Excerpts from an interface dataset:

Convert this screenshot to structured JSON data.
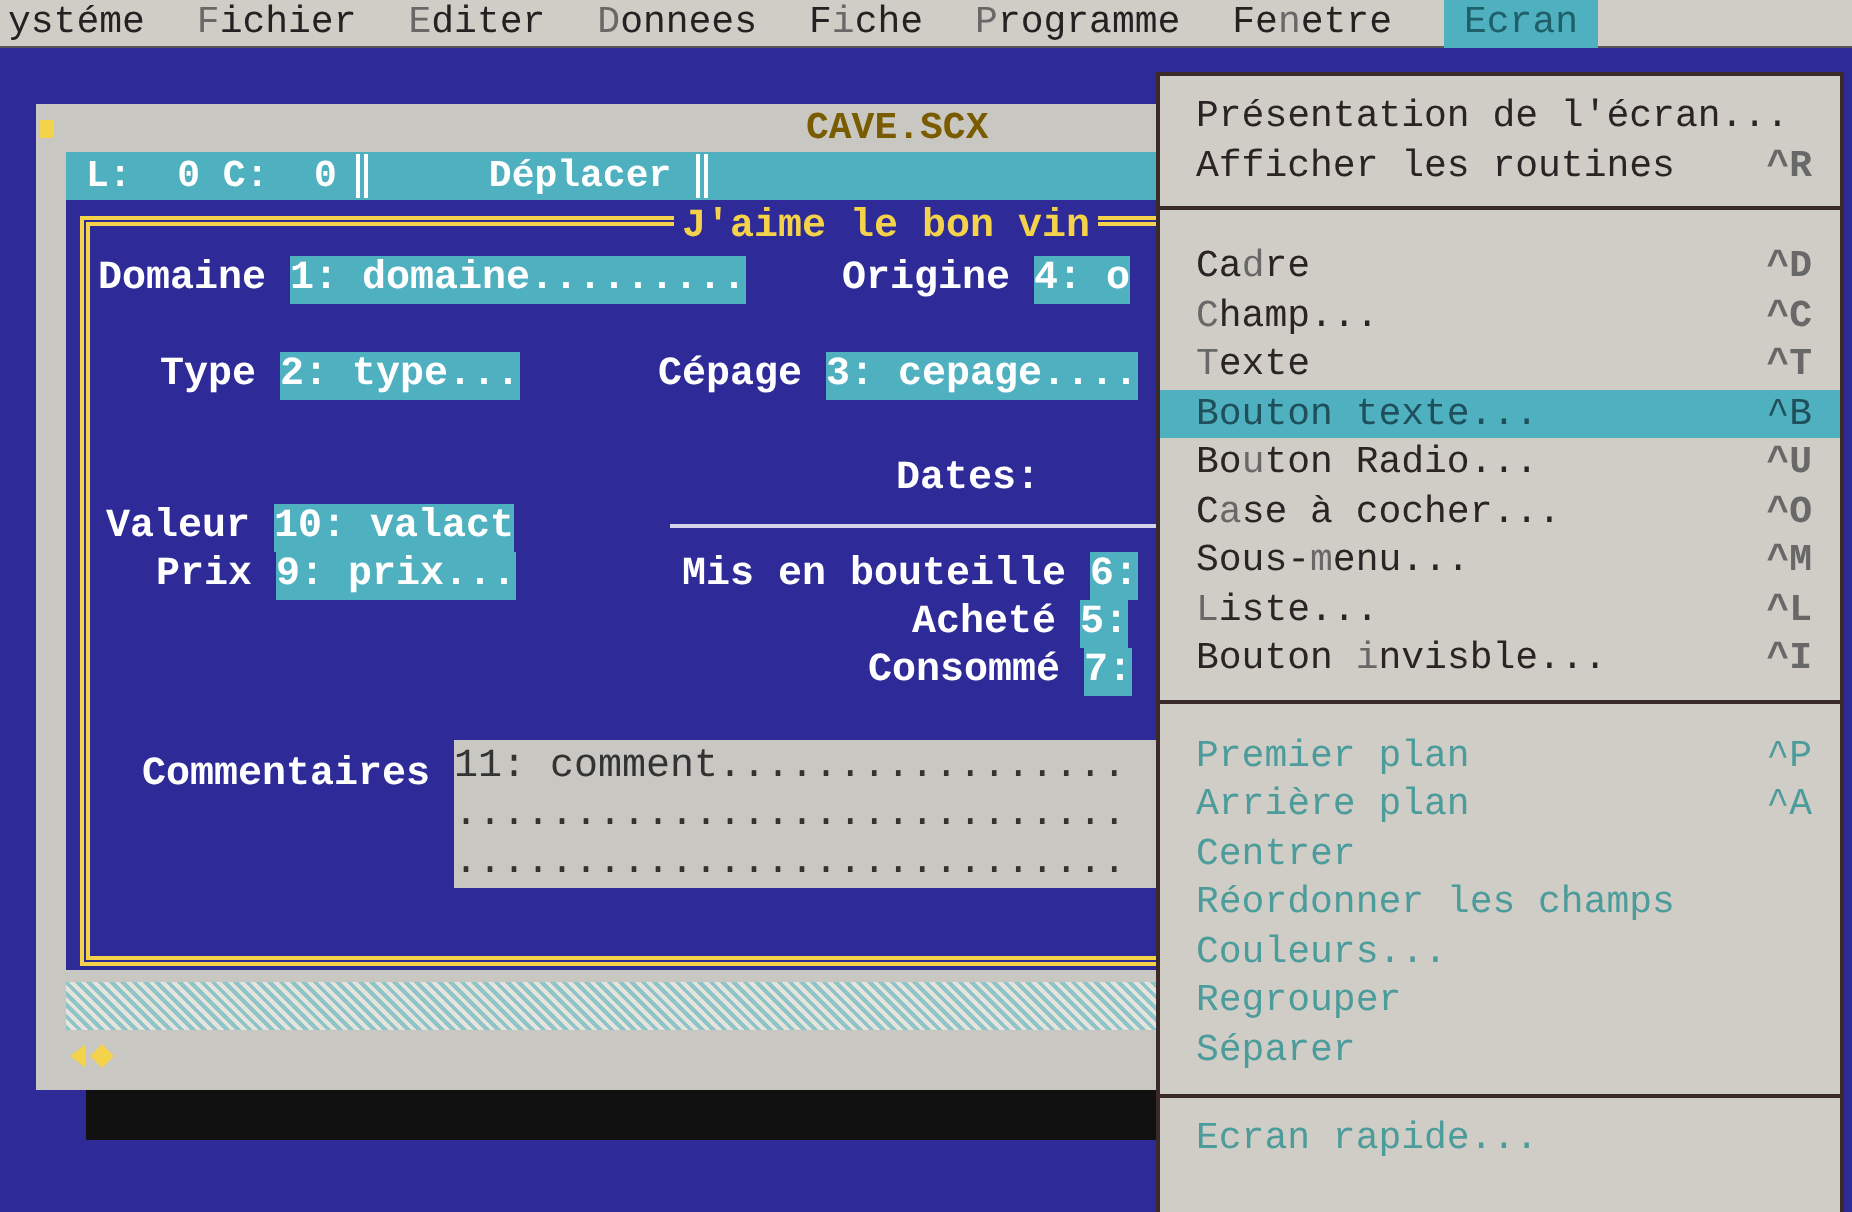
{
  "menu_bar": [
    {
      "post": "ystéme",
      "selected": false
    },
    {
      "key": "F",
      "post": "ichier",
      "selected": false
    },
    {
      "key": "E",
      "post": "diter",
      "selected": false
    },
    {
      "key": "D",
      "post": "onnees",
      "selected": false
    },
    {
      "pre": "F",
      "key": "i",
      "post": "che",
      "selected": false
    },
    {
      "key": "P",
      "post": "rogramme",
      "selected": false
    },
    {
      "pre": "Fe",
      "key": "n",
      "post": "etre",
      "selected": false
    },
    {
      "pre": "Ecran",
      "selected": true
    }
  ],
  "window": {
    "title": "CAVE.SCX",
    "status": {
      "position": "L:  0 C:  0",
      "mode": "Déplacer"
    },
    "form": {
      "title": "J'aime le bon vin",
      "items": [
        {
          "label": "Domaine",
          "field": "1: domaine........."
        },
        {
          "label": "Origine",
          "field": "4: o"
        },
        {
          "label": "Type",
          "field": "2: type..."
        },
        {
          "label": "Cépage",
          "field": "3: cepage...."
        },
        {
          "label": "Dates:"
        },
        {
          "label": "Valeur",
          "field": "10: valact"
        },
        {
          "label": "Prix",
          "field": "9: prix..."
        },
        {
          "label": "Mis en bouteille",
          "field": "6:"
        },
        {
          "label": "Acheté",
          "field": "5:"
        },
        {
          "label": "Consommé",
          "field": "7:"
        },
        {
          "label": "Commentaires",
          "lines": [
            "11: comment.................",
            "............................",
            "............................"
          ]
        }
      ]
    }
  },
  "dropdown": {
    "sections": [
      [
        {
          "pre": "Présentation de l'écran...",
          "disabled": false,
          "selected": false
        },
        {
          "pre": "Afficher les routines",
          "shortcut": "^R",
          "disabled": false,
          "selected": false
        }
      ],
      [
        {
          "pre": "Ca",
          "key": "d",
          "post": "re",
          "shortcut": "^D",
          "disabled": false,
          "selected": false
        },
        {
          "key": "C",
          "post": "hamp...",
          "shortcut": "^C",
          "disabled": false,
          "selected": false
        },
        {
          "key": "T",
          "post": "exte",
          "shortcut": "^T",
          "disabled": false,
          "selected": false
        },
        {
          "pre": "Bouton texte...",
          "shortcut": "^B",
          "disabled": false,
          "selected": true
        },
        {
          "pre": "Bo",
          "key": "u",
          "post": "ton Radio...",
          "shortcut": "^U",
          "disabled": false,
          "selected": false
        },
        {
          "pre": "C",
          "key": "a",
          "post": "se à cocher...",
          "shortcut": "^O",
          "disabled": false,
          "selected": false
        },
        {
          "pre": "Sous-",
          "key": "m",
          "post": "enu...",
          "shortcut": "^M",
          "disabled": false,
          "selected": false
        },
        {
          "key": "L",
          "post": "iste...",
          "shortcut": "^L",
          "disabled": false,
          "selected": false
        },
        {
          "pre": "Bouton ",
          "key": "i",
          "post": "nvisble...",
          "shortcut": "^I",
          "disabled": false,
          "selected": false
        }
      ],
      [
        {
          "pre": "Premier plan",
          "shortcut": "^P",
          "disabled": true,
          "selected": false
        },
        {
          "pre": "Arrière plan",
          "shortcut": "^A",
          "disabled": true,
          "selected": false
        },
        {
          "pre": "Centrer",
          "disabled": true,
          "selected": false
        },
        {
          "pre": "Réordonner les champs",
          "disabled": true,
          "selected": false
        },
        {
          "pre": "Couleurs...",
          "disabled": true,
          "selected": false
        },
        {
          "pre": "Regrouper",
          "disabled": true,
          "selected": false
        },
        {
          "pre": "Séparer",
          "disabled": true,
          "selected": false
        }
      ],
      [
        {
          "pre": "Ecran rapide...",
          "disabled": true,
          "selected": false
        }
      ]
    ]
  }
}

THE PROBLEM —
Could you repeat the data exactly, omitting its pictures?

EXERCISE OUTPUT —
Convert this screenshot to structured JSON data.
{
  "menu_bar": [
    {
      "post": "ystéme",
      "selected": false
    },
    {
      "key": "F",
      "post": "ichier",
      "selected": false
    },
    {
      "key": "E",
      "post": "diter",
      "selected": false
    },
    {
      "key": "D",
      "post": "onnees",
      "selected": false
    },
    {
      "pre": "F",
      "key": "i",
      "post": "che",
      "selected": false
    },
    {
      "key": "P",
      "post": "rogramme",
      "selected": false
    },
    {
      "pre": "Fe",
      "key": "n",
      "post": "etre",
      "selected": false
    },
    {
      "pre": "Ecran",
      "selected": true
    }
  ],
  "window": {
    "title": "CAVE.SCX",
    "status": {
      "position": "L:  0 C:  0",
      "mode": "Déplacer"
    },
    "form": {
      "title": "J'aime le bon vin",
      "items": [
        {
          "label": "Domaine",
          "field": "1: domaine........."
        },
        {
          "label": "Origine",
          "field": "4: o"
        },
        {
          "label": "Type",
          "field": "2: type..."
        },
        {
          "label": "Cépage",
          "field": "3: cepage...."
        },
        {
          "label": "Dates:"
        },
        {
          "label": "Valeur",
          "field": "10: valact"
        },
        {
          "label": "Prix",
          "field": "9: prix..."
        },
        {
          "label": "Mis en bouteille",
          "field": "6:"
        },
        {
          "label": "Acheté",
          "field": "5:"
        },
        {
          "label": "Consommé",
          "field": "7:"
        },
        {
          "label": "Commentaires",
          "lines": [
            "11: comment.................",
            "............................",
            "............................"
          ]
        }
      ]
    }
  },
  "dropdown": {
    "sections": [
      [
        {
          "pre": "Présentation de l'écran...",
          "disabled": false,
          "selected": false
        },
        {
          "pre": "Afficher les routines",
          "shortcut": "^R",
          "disabled": false,
          "selected": false
        }
      ],
      [
        {
          "pre": "Ca",
          "key": "d",
          "post": "re",
          "shortcut": "^D",
          "disabled": false,
          "selected": false
        },
        {
          "key": "C",
          "post": "hamp...",
          "shortcut": "^C",
          "disabled": false,
          "selected": false
        },
        {
          "key": "T",
          "post": "exte",
          "shortcut": "^T",
          "disabled": false,
          "selected": false
        },
        {
          "pre": "Bouton texte...",
          "shortcut": "^B",
          "disabled": false,
          "selected": true
        },
        {
          "pre": "Bo",
          "key": "u",
          "post": "ton Radio...",
          "shortcut": "^U",
          "disabled": false,
          "selected": false
        },
        {
          "pre": "C",
          "key": "a",
          "post": "se à cocher...",
          "shortcut": "^O",
          "disabled": false,
          "selected": false
        },
        {
          "pre": "Sous-",
          "key": "m",
          "post": "enu...",
          "shortcut": "^M",
          "disabled": false,
          "selected": false
        },
        {
          "key": "L",
          "post": "iste...",
          "shortcut": "^L",
          "disabled": false,
          "selected": false
        },
        {
          "pre": "Bouton ",
          "key": "i",
          "post": "nvisble...",
          "shortcut": "^I",
          "disabled": false,
          "selected": false
        }
      ],
      [
        {
          "pre": "Premier plan",
          "shortcut": "^P",
          "disabled": true,
          "selected": false
        },
        {
          "pre": "Arrière plan",
          "shortcut": "^A",
          "disabled": true,
          "selected": false
        },
        {
          "pre": "Centrer",
          "disabled": true,
          "selected": false
        },
        {
          "pre": "Réordonner les champs",
          "disabled": true,
          "selected": false
        },
        {
          "pre": "Couleurs...",
          "disabled": true,
          "selected": false
        },
        {
          "pre": "Regrouper",
          "disabled": true,
          "selected": false
        },
        {
          "pre": "Séparer",
          "disabled": true,
          "selected": false
        }
      ],
      [
        {
          "pre": "Ecran rapide...",
          "disabled": true,
          "selected": false
        }
      ]
    ]
  }
}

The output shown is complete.